▸ INSTRUCTIONS FOR THE TASK
Pick every line out of the entries below that holds the string "category", and report them.

Items listed in a dataset
*****

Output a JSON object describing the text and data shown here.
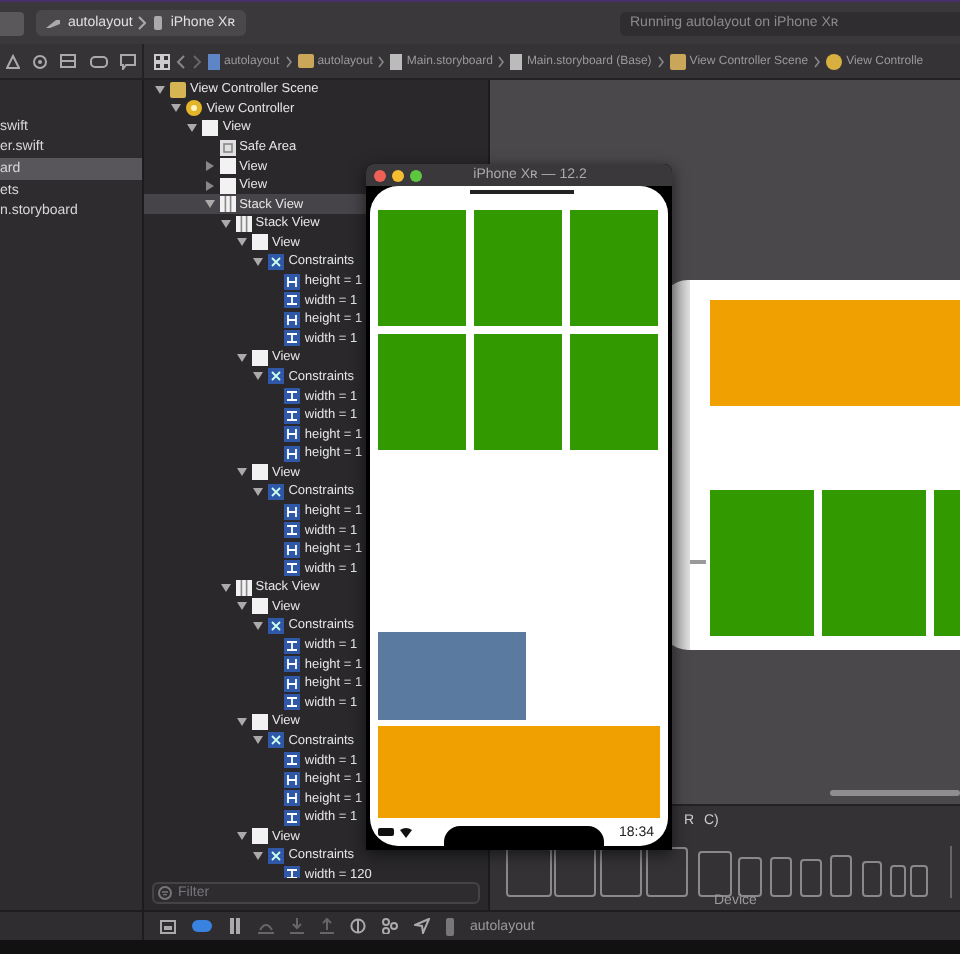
{
  "toolbar": {
    "scheme": "autolayout",
    "device": "iPhone Xʀ",
    "status": "Running autolayout on iPhone Xʀ"
  },
  "jump_bar": [
    {
      "label": "autolayout",
      "kind": "project"
    },
    {
      "label": "autolayout",
      "kind": "folder"
    },
    {
      "label": "Main.storyboard",
      "kind": "file"
    },
    {
      "label": "Main.storyboard (Base)",
      "kind": "file"
    },
    {
      "label": "View Controller Scene",
      "kind": "scene"
    },
    {
      "label": "View Controlle",
      "kind": "controller"
    }
  ],
  "navigator": {
    "items": [
      {
        "label": "swift",
        "selected": false
      },
      {
        "label": "er.swift",
        "selected": false
      },
      {
        "label": "ard",
        "selected": true
      },
      {
        "label": "ets",
        "selected": false
      },
      {
        "label": "n.storyboard",
        "selected": false
      }
    ]
  },
  "outline": {
    "tree": [
      {
        "label": "View Controller Scene",
        "kind": "scene",
        "expanded": true,
        "selected": false,
        "children": [
          {
            "label": "View Controller",
            "kind": "controller",
            "expanded": true,
            "selected": false,
            "children": [
              {
                "label": "View",
                "kind": "view",
                "expanded": true,
                "selected": false,
                "children": [
                  {
                    "label": "Safe Area",
                    "kind": "safe-area",
                    "selected": false
                  },
                  {
                    "label": "View",
                    "kind": "view",
                    "expanded": false,
                    "selected": false
                  },
                  {
                    "label": "View",
                    "kind": "view",
                    "expanded": false,
                    "selected": false
                  },
                  {
                    "label": "Stack View",
                    "kind": "stack",
                    "expanded": true,
                    "selected": true,
                    "children": [
                      {
                        "label": "Stack View",
                        "kind": "stack",
                        "expanded": true,
                        "selected": false,
                        "children": [
                          {
                            "label": "View",
                            "kind": "view",
                            "expanded": true,
                            "selected": false,
                            "children": [
                              {
                                "label": "Constraints",
                                "kind": "constraints",
                                "expanded": true,
                                "selected": false,
                                "children": [
                                  {
                                    "label": "height = 1",
                                    "kind": "height",
                                    "selected": false
                                  },
                                  {
                                    "label": "width = 1",
                                    "kind": "width",
                                    "selected": false
                                  },
                                  {
                                    "label": "height = 1",
                                    "kind": "height",
                                    "selected": false
                                  },
                                  {
                                    "label": "width = 1",
                                    "kind": "width",
                                    "selected": false
                                  }
                                ]
                              }
                            ]
                          },
                          {
                            "label": "View",
                            "kind": "view",
                            "expanded": true,
                            "selected": false,
                            "children": [
                              {
                                "label": "Constraints",
                                "kind": "constraints",
                                "expanded": true,
                                "selected": false,
                                "children": [
                                  {
                                    "label": "width = 1",
                                    "kind": "width",
                                    "selected": false
                                  },
                                  {
                                    "label": "width = 1",
                                    "kind": "width",
                                    "selected": false
                                  },
                                  {
                                    "label": "height = 1",
                                    "kind": "height",
                                    "selected": false
                                  },
                                  {
                                    "label": "height = 1",
                                    "kind": "height",
                                    "selected": false
                                  }
                                ]
                              }
                            ]
                          },
                          {
                            "label": "View",
                            "kind": "view",
                            "expanded": true,
                            "selected": false,
                            "children": [
                              {
                                "label": "Constraints",
                                "kind": "constraints",
                                "expanded": true,
                                "selected": false,
                                "children": [
                                  {
                                    "label": "height = 1",
                                    "kind": "height",
                                    "selected": false
                                  },
                                  {
                                    "label": "width = 1",
                                    "kind": "width",
                                    "selected": false
                                  },
                                  {
                                    "label": "height = 1",
                                    "kind": "height",
                                    "selected": false
                                  },
                                  {
                                    "label": "width = 1",
                                    "kind": "width",
                                    "selected": false
                                  }
                                ]
                              }
                            ]
                          }
                        ]
                      },
                      {
                        "label": "Stack View",
                        "kind": "stack",
                        "expanded": true,
                        "selected": false,
                        "children": [
                          {
                            "label": "View",
                            "kind": "view",
                            "expanded": true,
                            "selected": false,
                            "children": [
                              {
                                "label": "Constraints",
                                "kind": "constraints",
                                "expanded": true,
                                "selected": false,
                                "children": [
                                  {
                                    "label": "width = 1",
                                    "kind": "width",
                                    "selected": false
                                  },
                                  {
                                    "label": "height = 1",
                                    "kind": "height",
                                    "selected": false
                                  },
                                  {
                                    "label": "height = 1",
                                    "kind": "height",
                                    "selected": false
                                  },
                                  {
                                    "label": "width = 1",
                                    "kind": "width",
                                    "selected": false
                                  }
                                ]
                              }
                            ]
                          },
                          {
                            "label": "View",
                            "kind": "view",
                            "expanded": true,
                            "selected": false,
                            "children": [
                              {
                                "label": "Constraints",
                                "kind": "constraints",
                                "expanded": true,
                                "selected": false,
                                "children": [
                                  {
                                    "label": "width = 1",
                                    "kind": "width",
                                    "selected": false
                                  },
                                  {
                                    "label": "height = 1",
                                    "kind": "height",
                                    "selected": false
                                  },
                                  {
                                    "label": "height = 1",
                                    "kind": "height",
                                    "selected": false
                                  },
                                  {
                                    "label": "width = 1",
                                    "kind": "width",
                                    "selected": false
                                  }
                                ]
                              }
                            ]
                          },
                          {
                            "label": "View",
                            "kind": "view",
                            "expanded": true,
                            "selected": false,
                            "children": [
                              {
                                "label": "Constraints",
                                "kind": "constraints",
                                "expanded": true,
                                "selected": false,
                                "children": [
                                  {
                                    "label": "width = 120",
                                    "kind": "width",
                                    "selected": false
                                  }
                                ]
                              }
                            ]
                          }
                        ]
                      }
                    ]
                  }
                ]
              }
            ]
          }
        ]
      }
    ],
    "filter": {
      "placeholder": "Filter"
    }
  },
  "simulator": {
    "title": "iPhone Xʀ — 12.2",
    "time": "18:34"
  },
  "device_bar": {
    "width_class": "R",
    "height_class": "C)",
    "label": "Device"
  },
  "debug_bar": {
    "target": "autolayout"
  }
}
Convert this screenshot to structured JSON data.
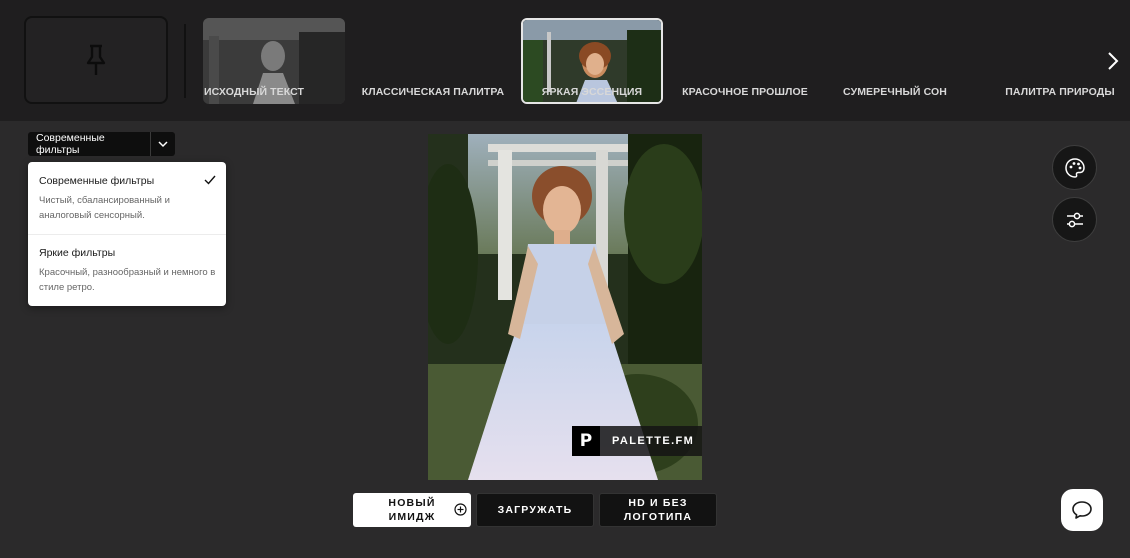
{
  "presets": [
    {
      "label": "ИСХОДНЫЙ ТЕКСТ",
      "active": false
    },
    {
      "label": "КЛАССИЧЕСКАЯ ПАЛИТРА",
      "active": false
    },
    {
      "label": "ЯРКАЯ ЭССЕНЦИЯ",
      "active": true
    },
    {
      "label": "КРАСОЧНОЕ ПРОШЛОЕ",
      "active": false
    },
    {
      "label": "СУМЕРЕЧНЫЙ СОН",
      "active": false
    },
    {
      "label": "ПАЛИТРА ПРИРОДЫ",
      "active": false
    }
  ],
  "filter_select": {
    "value": "Современные фильтры"
  },
  "dropdown": {
    "items": [
      {
        "title": "Современные фильтры",
        "description": "Чистый, сбалансированный и аналоговый сенсорный.",
        "selected": true
      },
      {
        "title": "Яркие фильтры",
        "description": "Красочный, разнообразный и немного в стиле ретро.",
        "selected": false
      }
    ]
  },
  "watermark": {
    "text": "PALETTE.FM",
    "logo_letter": "P"
  },
  "actions": {
    "new_image": "НОВЫЙ ИМИДЖ",
    "upload": "ЗАГРУЖАТЬ",
    "hd": "HD И БЕЗ ЛОГОТИПА"
  },
  "icons": {
    "pin": "pin-icon",
    "next": "chevron-right-icon",
    "palette": "palette-icon",
    "sliders": "sliders-icon",
    "chat": "chat-icon",
    "plus": "plus-circle-icon",
    "check": "check-icon",
    "chevron": "chevron-down-icon"
  },
  "colors": {
    "background": "#2b2a2b",
    "topbar": "#1f1e1f",
    "button_light": "#ffffff",
    "button_dark": "#121212"
  }
}
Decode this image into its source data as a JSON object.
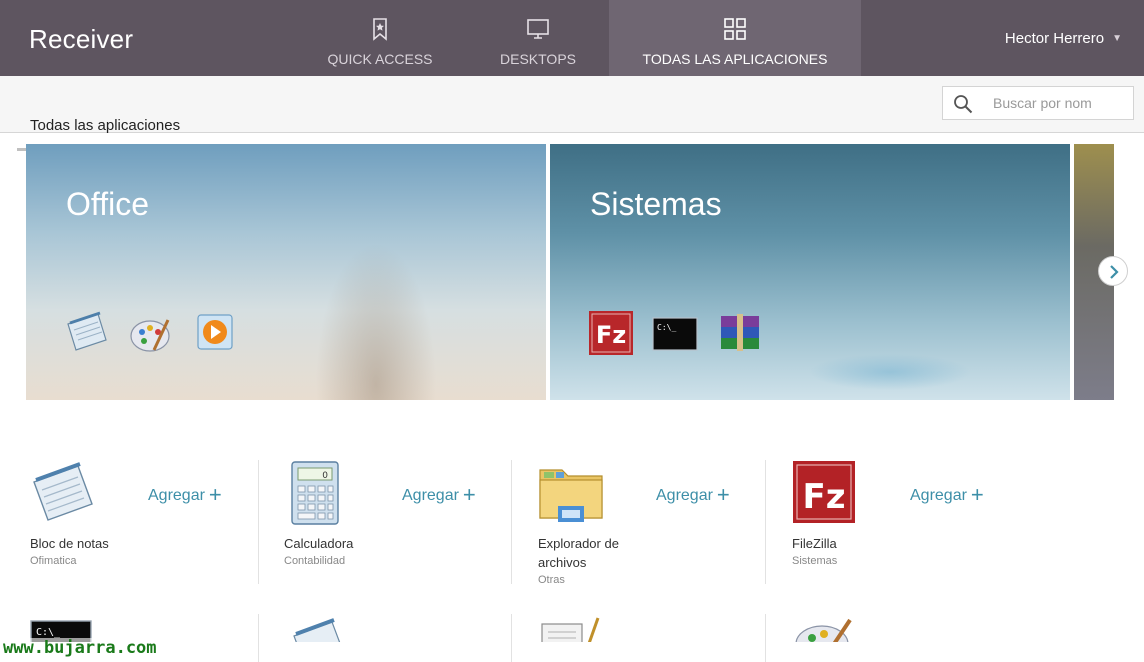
{
  "header": {
    "brand": "Receiver",
    "tabs": [
      {
        "label": "QUICK ACCESS",
        "icon": "bookmark-icon",
        "active": false
      },
      {
        "label": "DESKTOPS",
        "icon": "monitor-icon",
        "active": false
      },
      {
        "label": "TODAS LAS APLICACIONES",
        "icon": "grid-icon",
        "active": true
      }
    ],
    "user": "Hector Herrero"
  },
  "subheader": {
    "title": "Todas las aplicaciones",
    "search_placeholder": "Buscar por nom"
  },
  "categories": [
    {
      "title": "Office",
      "icons": [
        "notepad-icon",
        "paint-icon",
        "media-player-icon"
      ]
    },
    {
      "title": "Sistemas",
      "icons": [
        "filezilla-icon",
        "cmd-icon",
        "winrar-icon"
      ]
    }
  ],
  "apps": [
    {
      "name": "Bloc de notas",
      "category": "Ofimatica",
      "icon": "notepad-icon",
      "add_label": "Agregar"
    },
    {
      "name": "Calculadora",
      "category": "Contabilidad",
      "icon": "calculator-icon",
      "add_label": "Agregar"
    },
    {
      "name": "Explorador de archivos",
      "category": "Otras",
      "icon": "file-explorer-icon",
      "add_label": "Agregar"
    },
    {
      "name": "FileZilla",
      "category": "Sistemas",
      "icon": "filezilla-icon",
      "add_label": "Agregar"
    }
  ],
  "watermark": "www.bujarra.com",
  "colors": {
    "topbar": "#5e5560",
    "active_tab": "#6f6672",
    "accent": "#3d8fa8"
  }
}
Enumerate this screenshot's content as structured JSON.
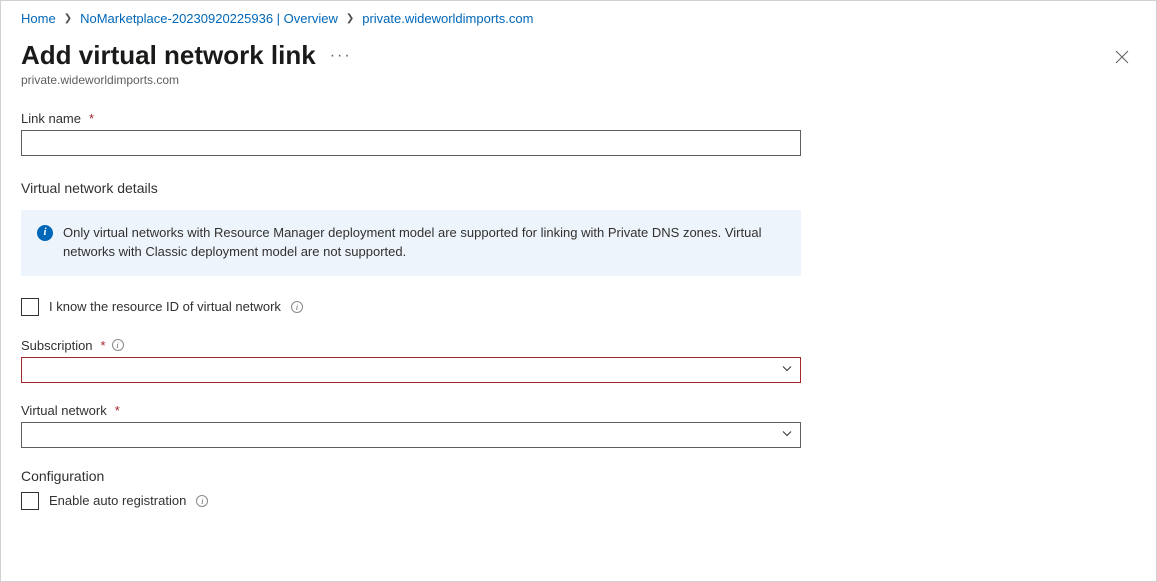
{
  "breadcrumb": {
    "home": "Home",
    "middle": "NoMarketplace-20230920225936 | Overview",
    "current": "private.wideworldimports.com"
  },
  "header": {
    "title": "Add virtual network link",
    "subtitle": "private.wideworldimports.com"
  },
  "form": {
    "link_name_label": "Link name",
    "link_name_value": "",
    "vnet_details_heading": "Virtual network details",
    "info_banner_text": "Only virtual networks with Resource Manager deployment model are supported for linking with Private DNS zones. Virtual networks with Classic deployment model are not supported.",
    "know_resource_id_label": "I know the resource ID of virtual network",
    "know_resource_id_checked": false,
    "subscription_label": "Subscription",
    "subscription_value": "",
    "vnet_label": "Virtual network",
    "vnet_value": "",
    "configuration_heading": "Configuration",
    "enable_auto_reg_label": "Enable auto registration",
    "enable_auto_reg_checked": false
  }
}
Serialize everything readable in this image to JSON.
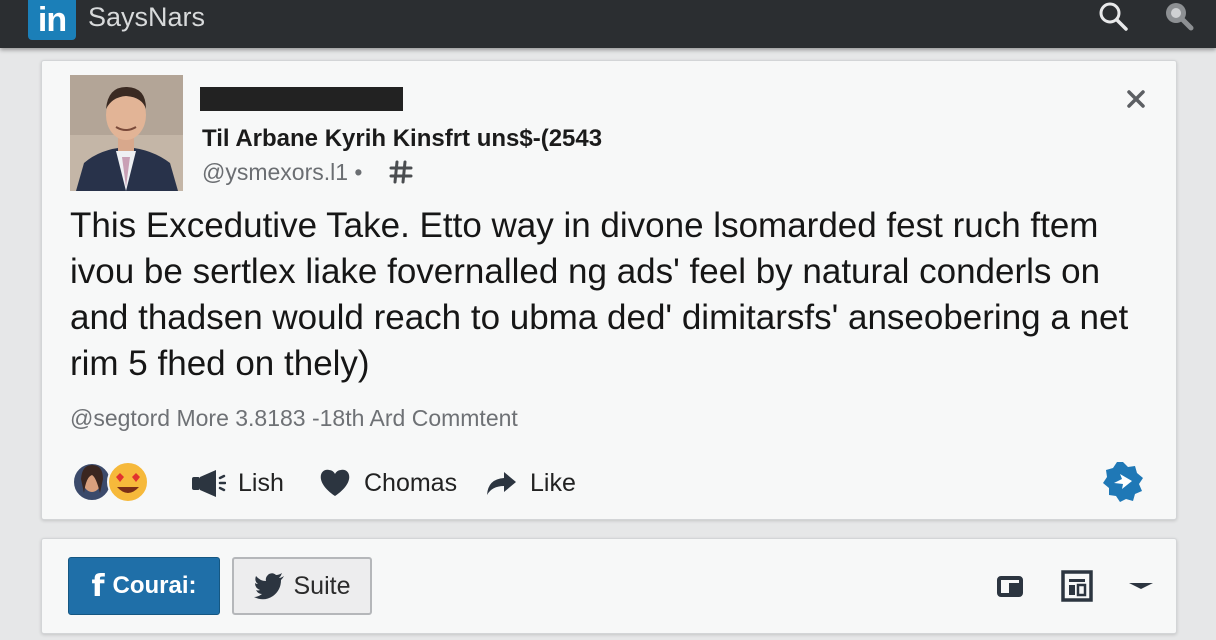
{
  "app": {
    "logo_text": "in",
    "brand": "SaysNars"
  },
  "post": {
    "author_name": "Til Arbane Kyrih Kinsfrt uns$-(2543",
    "handle": "@ysmexors.l1 •",
    "body": "This Excedutive Take. Etto way in divone lsomarded fest ruch ftem ivou be sertlex liake fovernalled ng ads' feel by natural conderls on and thadsen would reach to ubma ded' dimitarsfs' anseobering a net rim 5 fhed on thely)",
    "meta": "@segtord  More 3.8183 -18th Ard Commtent",
    "actions": [
      {
        "label": "Lish",
        "icon": "megaphone-icon"
      },
      {
        "label": "Chomas",
        "icon": "heart-icon"
      },
      {
        "label": "Like",
        "icon": "share-arrow-icon"
      }
    ]
  },
  "share": {
    "facebook_label": "Courai:",
    "twitter_label": "Suite"
  },
  "colors": {
    "topbar": "#2b2e31",
    "brand_blue": "#1b7fb8",
    "facebook_blue": "#1f6fa8",
    "card_bg": "#f7f8f8",
    "badge_blue": "#1f78b6"
  }
}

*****

▸ RESPONSE FOR THIS EXERCISE
      "category": "Ofimatica",
      "category": "Contabilidad",
      "category": "Otras",
      "category": "Sistemas",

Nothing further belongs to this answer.